A friend recently shared some principles used by 4-H Programs to guide teachers, advisers, and the young people who are participating. These principles are eternal, and derive from Native American culture and teaching. I believe other cultures have used them as well. They amount to a successful approach to life, self-determination and happiness.
In class, we are examining ideas of "What is Happiness?" First, I believe that most cultures recognize that we cannot depend upon others for happiness. That must come from inside ourselves. Second, in having unspoken "expectations" of others, we often set ourselves up for unhappiness, for our expectations may often be unfulfilled.
These principles are also called the "Circle of Courage."
Belonging: Lakota anthropologist Ella Deloria wrote, "Be related, somehow, to everyone you know." Treating all those you encounter and know as kin forges powerful social bonds that draw all into relationships of respect.
Mastery: In native cultures, children were taught from the beginning to respect and learn from those who were older and had different skills. A person with greater ability was seen as a model for learning, not as a rival. Each person strives for mastery for personal growth, but not to be superior to someone else. According to Reclaiming Youth International, "Humans have an innate drive to become competent and solve problems. With success in surmounting challenges, the desire to achieve is strengthened."
Independence: Reclaiming Youth International points up that, "Power in Western culture was based on dominance, but in tribal traditions it meant respecting the right for independence." In contrast to obedience models of discipline, Native teaching was designed to build respect and teach inner discipline. From earliest childhood, children were encouraged to make decisions, solve problems, and show personal responsibility. Adults modeled, nurtured, taught values, and gave feedback, but children were given abundant opportunities to make choices without coercion.
Generosity: Also according to Reclaiming Youth International, "virtue was reflected in the preeminent value of generosity." The central goal in Native American child-rearing is to the teach the importance of being generous and unselfish. In the words of a Lakota Elder, "You should be able to give away your most cherished possession without your heart beating faster." In helping others, youth create their own proof of worthiness: they make a positive contribution to another human life.

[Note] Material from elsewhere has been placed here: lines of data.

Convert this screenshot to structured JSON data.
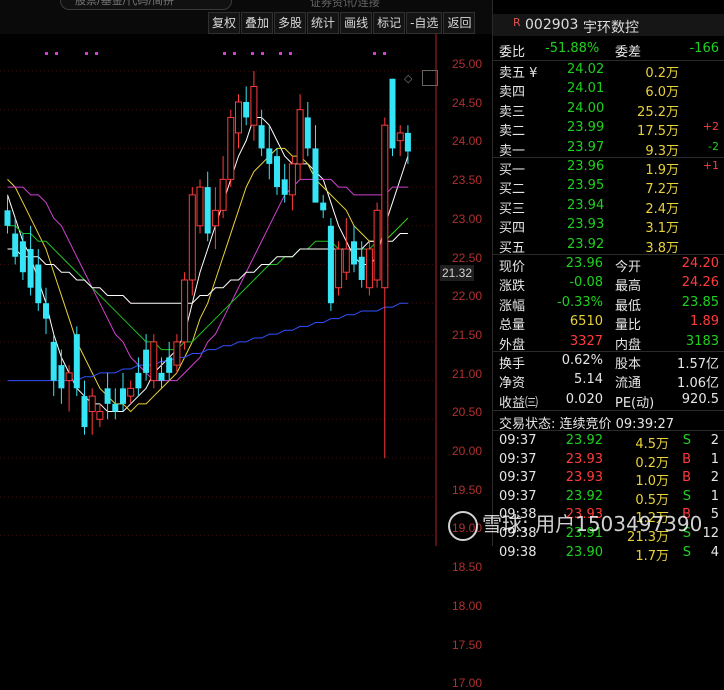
{
  "search": {
    "placeholder": "股票/基金/代码/简拼"
  },
  "top_hint": "证券资讯/连接",
  "toolbar": {
    "items": [
      "复权",
      "叠加",
      "多股",
      "统计",
      "画线",
      "标记",
      "-自选",
      "返回"
    ]
  },
  "chart": {
    "price_ticks": [
      "25.00",
      "24.50",
      "24.00",
      "23.50",
      "23.00",
      "22.50",
      "22.00",
      "21.50",
      "21.00",
      "20.50",
      "20.00",
      "19.50",
      "19.00",
      "18.50",
      "18.00",
      "17.50",
      "17.00"
    ],
    "current_price_label": "21.32",
    "colors": {
      "up": "#ff3b3b",
      "down": "#35e5f5",
      "ma5": "#ffffff",
      "ma10": "#e8d23a",
      "ma20": "#d040d0",
      "ma30": "#20c020",
      "ma60": "#ffffff",
      "ma120": "#3050ff"
    },
    "candles": [
      {
        "o": 23.2,
        "h": 23.4,
        "l": 22.9,
        "c": 23.0
      },
      {
        "o": 22.9,
        "h": 23.1,
        "l": 22.5,
        "c": 22.6
      },
      {
        "o": 22.8,
        "h": 22.9,
        "l": 22.3,
        "c": 22.4
      },
      {
        "o": 22.7,
        "h": 23.0,
        "l": 22.1,
        "c": 22.2
      },
      {
        "o": 22.5,
        "h": 22.7,
        "l": 21.9,
        "c": 22.0
      },
      {
        "o": 22.0,
        "h": 22.2,
        "l": 21.6,
        "c": 21.8
      },
      {
        "o": 21.5,
        "h": 21.6,
        "l": 20.8,
        "c": 21.0
      },
      {
        "o": 21.2,
        "h": 21.4,
        "l": 20.7,
        "c": 20.9
      },
      {
        "o": 21.0,
        "h": 21.2,
        "l": 20.6,
        "c": 21.1
      },
      {
        "o": 21.6,
        "h": 21.7,
        "l": 20.8,
        "c": 20.9
      },
      {
        "o": 20.8,
        "h": 21.0,
        "l": 20.3,
        "c": 20.4
      },
      {
        "o": 20.6,
        "h": 20.9,
        "l": 20.3,
        "c": 20.8
      },
      {
        "o": 20.5,
        "h": 20.7,
        "l": 20.4,
        "c": 20.6
      },
      {
        "o": 20.9,
        "h": 21.1,
        "l": 20.5,
        "c": 20.7
      },
      {
        "o": 20.7,
        "h": 20.9,
        "l": 20.5,
        "c": 20.6
      },
      {
        "o": 20.9,
        "h": 21.1,
        "l": 20.6,
        "c": 20.7
      },
      {
        "o": 20.8,
        "h": 21.0,
        "l": 20.7,
        "c": 20.9
      },
      {
        "o": 21.1,
        "h": 21.3,
        "l": 20.8,
        "c": 20.9
      },
      {
        "o": 21.4,
        "h": 21.6,
        "l": 21.0,
        "c": 21.1
      },
      {
        "o": 21.0,
        "h": 21.6,
        "l": 20.9,
        "c": 21.5
      },
      {
        "o": 21.1,
        "h": 21.3,
        "l": 20.9,
        "c": 21.0
      },
      {
        "o": 21.3,
        "h": 21.5,
        "l": 21.0,
        "c": 21.1
      },
      {
        "o": 21.2,
        "h": 21.6,
        "l": 21.1,
        "c": 21.5
      },
      {
        "o": 21.5,
        "h": 22.4,
        "l": 21.4,
        "c": 22.3
      },
      {
        "o": 22.3,
        "h": 23.5,
        "l": 22.1,
        "c": 23.4
      },
      {
        "o": 23.0,
        "h": 23.6,
        "l": 22.9,
        "c": 23.5
      },
      {
        "o": 23.5,
        "h": 23.7,
        "l": 22.8,
        "c": 22.9
      },
      {
        "o": 23.0,
        "h": 23.5,
        "l": 22.7,
        "c": 23.2
      },
      {
        "o": 23.2,
        "h": 23.9,
        "l": 23.1,
        "c": 23.6
      },
      {
        "o": 23.6,
        "h": 24.5,
        "l": 23.5,
        "c": 24.4
      },
      {
        "o": 24.2,
        "h": 24.7,
        "l": 24.0,
        "c": 24.6
      },
      {
        "o": 24.6,
        "h": 24.8,
        "l": 24.3,
        "c": 24.4
      },
      {
        "o": 24.3,
        "h": 25.0,
        "l": 24.1,
        "c": 24.8
      },
      {
        "o": 24.3,
        "h": 24.5,
        "l": 23.9,
        "c": 24.0
      },
      {
        "o": 24.0,
        "h": 24.3,
        "l": 23.6,
        "c": 23.8
      },
      {
        "o": 23.9,
        "h": 24.0,
        "l": 23.4,
        "c": 23.5
      },
      {
        "o": 23.6,
        "h": 23.8,
        "l": 23.3,
        "c": 23.4
      },
      {
        "o": 23.4,
        "h": 23.9,
        "l": 23.2,
        "c": 23.8
      },
      {
        "o": 23.8,
        "h": 24.7,
        "l": 23.6,
        "c": 24.5
      },
      {
        "o": 24.4,
        "h": 24.6,
        "l": 23.9,
        "c": 24.0
      },
      {
        "o": 24.0,
        "h": 24.3,
        "l": 23.3,
        "c": 23.3
      },
      {
        "o": 23.3,
        "h": 23.4,
        "l": 23.1,
        "c": 23.2
      },
      {
        "o": 23.0,
        "h": 23.1,
        "l": 21.9,
        "c": 22.0
      },
      {
        "o": 22.2,
        "h": 22.8,
        "l": 22.1,
        "c": 22.7
      },
      {
        "o": 22.4,
        "h": 23.1,
        "l": 22.3,
        "c": 22.7
      },
      {
        "o": 22.8,
        "h": 23.0,
        "l": 22.4,
        "c": 22.5
      },
      {
        "o": 22.6,
        "h": 22.8,
        "l": 22.2,
        "c": 22.3
      },
      {
        "o": 22.2,
        "h": 22.8,
        "l": 22.1,
        "c": 22.7
      },
      {
        "o": 22.3,
        "h": 23.3,
        "l": 22.2,
        "c": 23.2
      },
      {
        "o": 22.2,
        "h": 24.4,
        "l": 20.0,
        "c": 24.3
      },
      {
        "o": 24.9,
        "h": 24.9,
        "l": 23.9,
        "c": 24.0
      },
      {
        "o": 24.1,
        "h": 24.3,
        "l": 23.9,
        "c": 24.2
      },
      {
        "o": 24.2,
        "h": 24.3,
        "l": 23.8,
        "c": 23.96
      }
    ],
    "ma_lines": {
      "ma5": [
        23.4,
        23.1,
        22.8,
        22.6,
        22.3,
        22.0,
        21.6,
        21.3,
        21.1,
        20.9,
        20.8,
        20.7,
        20.7,
        20.6,
        20.6,
        20.6,
        20.7,
        20.8,
        20.9,
        21.1,
        21.2,
        21.3,
        21.4,
        21.6,
        22.0,
        22.4,
        22.7,
        23.0,
        23.3,
        23.6,
        23.9,
        24.1,
        24.4,
        24.4,
        24.3,
        24.1,
        23.9,
        23.8,
        23.8,
        23.8,
        23.7,
        23.6,
        23.3,
        23.0,
        22.8,
        22.6,
        22.5,
        22.5,
        22.6,
        23.0,
        23.3,
        23.6,
        23.9
      ],
      "ma10": [
        23.6,
        23.5,
        23.3,
        23.1,
        22.9,
        22.7,
        22.4,
        22.1,
        21.8,
        21.5,
        21.3,
        21.1,
        20.9,
        20.8,
        20.7,
        20.7,
        20.6,
        20.7,
        20.7,
        20.8,
        20.9,
        21.0,
        21.1,
        21.3,
        21.5,
        21.8,
        22.0,
        22.3,
        22.6,
        22.9,
        23.2,
        23.5,
        23.7,
        23.8,
        23.9,
        24.0,
        24.0,
        23.9,
        23.9,
        23.8,
        23.6,
        23.5,
        23.4,
        23.3,
        23.2,
        23.0,
        22.9,
        22.8,
        22.8,
        22.8,
        22.9,
        23.0,
        23.1
      ],
      "ma20": [
        23.5,
        23.5,
        23.5,
        23.4,
        23.4,
        23.3,
        23.1,
        23.0,
        22.8,
        22.6,
        22.4,
        22.2,
        22.0,
        21.8,
        21.6,
        21.5,
        21.3,
        21.2,
        21.1,
        21.0,
        21.0,
        21.0,
        21.0,
        21.1,
        21.2,
        21.3,
        21.5,
        21.6,
        21.8,
        22.0,
        22.2,
        22.4,
        22.6,
        22.8,
        23.0,
        23.2,
        23.4,
        23.5,
        23.6,
        23.6,
        23.6,
        23.6,
        23.6,
        23.5,
        23.5,
        23.4,
        23.4,
        23.4,
        23.4,
        23.4,
        23.5,
        23.5,
        23.5
      ],
      "ma30": [
        23.0,
        23.0,
        22.9,
        22.9,
        22.8,
        22.8,
        22.7,
        22.6,
        22.5,
        22.4,
        22.3,
        22.2,
        22.1,
        22.0,
        21.9,
        21.8,
        21.7,
        21.6,
        21.5,
        21.5,
        21.4,
        21.4,
        21.4,
        21.5,
        21.5,
        21.6,
        21.7,
        21.8,
        21.9,
        22.0,
        22.1,
        22.2,
        22.3,
        22.4,
        22.5,
        22.5,
        22.6,
        22.6,
        22.7,
        22.7,
        22.8,
        22.8,
        22.8,
        22.7,
        22.7,
        22.7,
        22.7,
        22.7,
        22.8,
        22.8,
        22.9,
        23.0,
        23.1
      ],
      "ma60": [
        22.7,
        22.7,
        22.6,
        22.6,
        22.6,
        22.5,
        22.5,
        22.4,
        22.4,
        22.3,
        22.3,
        22.2,
        22.2,
        22.1,
        22.1,
        22.1,
        22.0,
        22.0,
        22.0,
        22.0,
        22.0,
        22.0,
        22.0,
        22.0,
        22.0,
        22.1,
        22.1,
        22.2,
        22.2,
        22.3,
        22.3,
        22.4,
        22.4,
        22.5,
        22.5,
        22.6,
        22.6,
        22.6,
        22.7,
        22.7,
        22.7,
        22.7,
        22.7,
        22.7,
        22.7,
        22.7,
        22.7,
        22.8,
        22.8,
        22.8,
        22.8,
        22.9,
        22.9
      ],
      "ma120": [
        21.0,
        21.0,
        21.0,
        21.0,
        21.0,
        21.0,
        21.0,
        21.0,
        21.0,
        21.0,
        21.05,
        21.05,
        21.1,
        21.1,
        21.1,
        21.15,
        21.15,
        21.2,
        21.2,
        21.2,
        21.25,
        21.25,
        21.3,
        21.3,
        21.35,
        21.35,
        21.4,
        21.4,
        21.45,
        21.45,
        21.5,
        21.5,
        21.55,
        21.55,
        21.6,
        21.6,
        21.65,
        21.65,
        21.7,
        21.7,
        21.75,
        21.75,
        21.8,
        21.8,
        21.85,
        21.85,
        21.9,
        21.9,
        21.9,
        21.95,
        21.95,
        22.0,
        22.0
      ]
    }
  },
  "stock": {
    "code": "002903",
    "name": "宇环数控",
    "r_mark": "R"
  },
  "commission": {
    "ratio_label": "委比",
    "ratio_value": "-51.88%",
    "diff_label": "委差",
    "diff_value": "-166"
  },
  "asks": [
    {
      "label": "卖五 ¥",
      "price": "24.02",
      "vol": "0.2万",
      "chg": ""
    },
    {
      "label": "卖四",
      "price": "24.01",
      "vol": "6.0万",
      "chg": ""
    },
    {
      "label": "卖三",
      "price": "24.00",
      "vol": "25.2万",
      "chg": ""
    },
    {
      "label": "卖二",
      "price": "23.99",
      "vol": "17.5万",
      "chg": "+2"
    },
    {
      "label": "卖一",
      "price": "23.97",
      "vol": "9.3万",
      "chg": "-2"
    }
  ],
  "bids": [
    {
      "label": "买一",
      "price": "23.96",
      "vol": "1.9万",
      "chg": "+1"
    },
    {
      "label": "买二",
      "price": "23.95",
      "vol": "7.2万",
      "chg": ""
    },
    {
      "label": "买三",
      "price": "23.94",
      "vol": "2.4万",
      "chg": ""
    },
    {
      "label": "买四",
      "price": "23.93",
      "vol": "3.1万",
      "chg": ""
    },
    {
      "label": "买五",
      "price": "23.92",
      "vol": "3.8万",
      "chg": ""
    }
  ],
  "quote": [
    {
      "l1": "现价",
      "v1": "23.96",
      "c1": "green",
      "l2": "今开",
      "v2": "24.20",
      "c2": "red"
    },
    {
      "l1": "涨跌",
      "v1": "-0.08",
      "c1": "green",
      "l2": "最高",
      "v2": "24.26",
      "c2": "red"
    },
    {
      "l1": "涨幅",
      "v1": "-0.33%",
      "c1": "green",
      "l2": "最低",
      "v2": "23.85",
      "c2": "green"
    },
    {
      "l1": "总量",
      "v1": "6510",
      "c1": "yellow",
      "l2": "量比",
      "v2": "1.89",
      "c2": "red"
    },
    {
      "l1": "外盘",
      "v1": "3327",
      "c1": "red",
      "l2": "内盘",
      "v2": "3183",
      "c2": "green"
    }
  ],
  "fundamentals": [
    {
      "l1": "换手",
      "v1": "0.62%",
      "l2": "股本",
      "v2": "1.57亿"
    },
    {
      "l1": "净资",
      "v1": "5.14",
      "l2": "流通",
      "v2": "1.06亿"
    },
    {
      "l1": "收益㈢",
      "v1": "0.020",
      "l2": "PE(动)",
      "v2": "920.5"
    }
  ],
  "trade_status": "交易状态: 连续竞价 09:39:27",
  "ticks": [
    {
      "time": "09:37",
      "price": "23.92",
      "vol": "4.5万",
      "side": "S",
      "n": "2"
    },
    {
      "time": "09:37",
      "price": "23.93",
      "vol": "0.2万",
      "side": "B",
      "n": "1"
    },
    {
      "time": "09:37",
      "price": "23.93",
      "vol": "1.0万",
      "side": "B",
      "n": "2"
    },
    {
      "time": "09:37",
      "price": "23.92",
      "vol": "0.5万",
      "side": "S",
      "n": "1"
    },
    {
      "time": "09:38",
      "price": "23.93",
      "vol": "1.2万",
      "side": "B",
      "n": "5"
    },
    {
      "time": "09:38",
      "price": "23.91",
      "vol": "21.3万",
      "side": "S",
      "n": "12"
    },
    {
      "time": "09:38",
      "price": "23.90",
      "vol": "1.7万",
      "side": "S",
      "n": "4"
    }
  ],
  "watermark": "雪球: 用户1503497390"
}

Now, are you my friend? Much of the "Circle of Courage" comes to me by nature, and this cannot be a "virtue" if it is something automatically done. However, much else comes from what I was taught by my family, especially my grandfather. As to learning, competition, and respect for those with higher skills, my grandfather always told me, "No matter how good you think you are, there is always someone better. As to generosity, I was always taught not to hold too greedily to things, not to "grab" at foods or opportunities put before me, but to wait until the right moment, and take or participate only to the right amount. As to belonging, many years ago, I heard Ray Bradbury speak at the A.K. Smiley Public Library in Redlands. I'm not sure he said any of these famous quotes that are attributed to him at any of the several speeches I heard him give as I was growing up, but the feelings he engendered definitely fit with them:
- If you dream the proper dreams, and share the myths with people, they will want to grow up to be like you.
- If you enjoy living, it is not difficult to keep the sense of wonder.
- Stuff your eyes with wonder, live as if you'd drop dead in ten seconds. See the world. It's more fantastic than any dream made or paid for in factories.
- We are the miracle of force and matter making itself over into imagination and will. Incredible. The Life Force experimenting with forms. You for one. Me for another. The Universe has shouted itself alive. We are one of the shouts.
- You can't try to do things; you simply must do them.
So, we are all kin. Do you believe this circle of courage is true? Are you my friend?
According to Mr. Bradbury, who is one of those children that we other children should pay attention to and learn from,
"Why is it," he said, one time, at the subway entrance, "I feel I've known you so many years?"
"Because I like you," she said, "and I don't want anything from you."
And about writers - because like gardeners and cab drivers and teachers and accountants, we do a job. And about the way it is done, he said,
"The good writers touch life often. The mediocre ones run a quick hand over her. The bad ones rape her and leave her for the flies."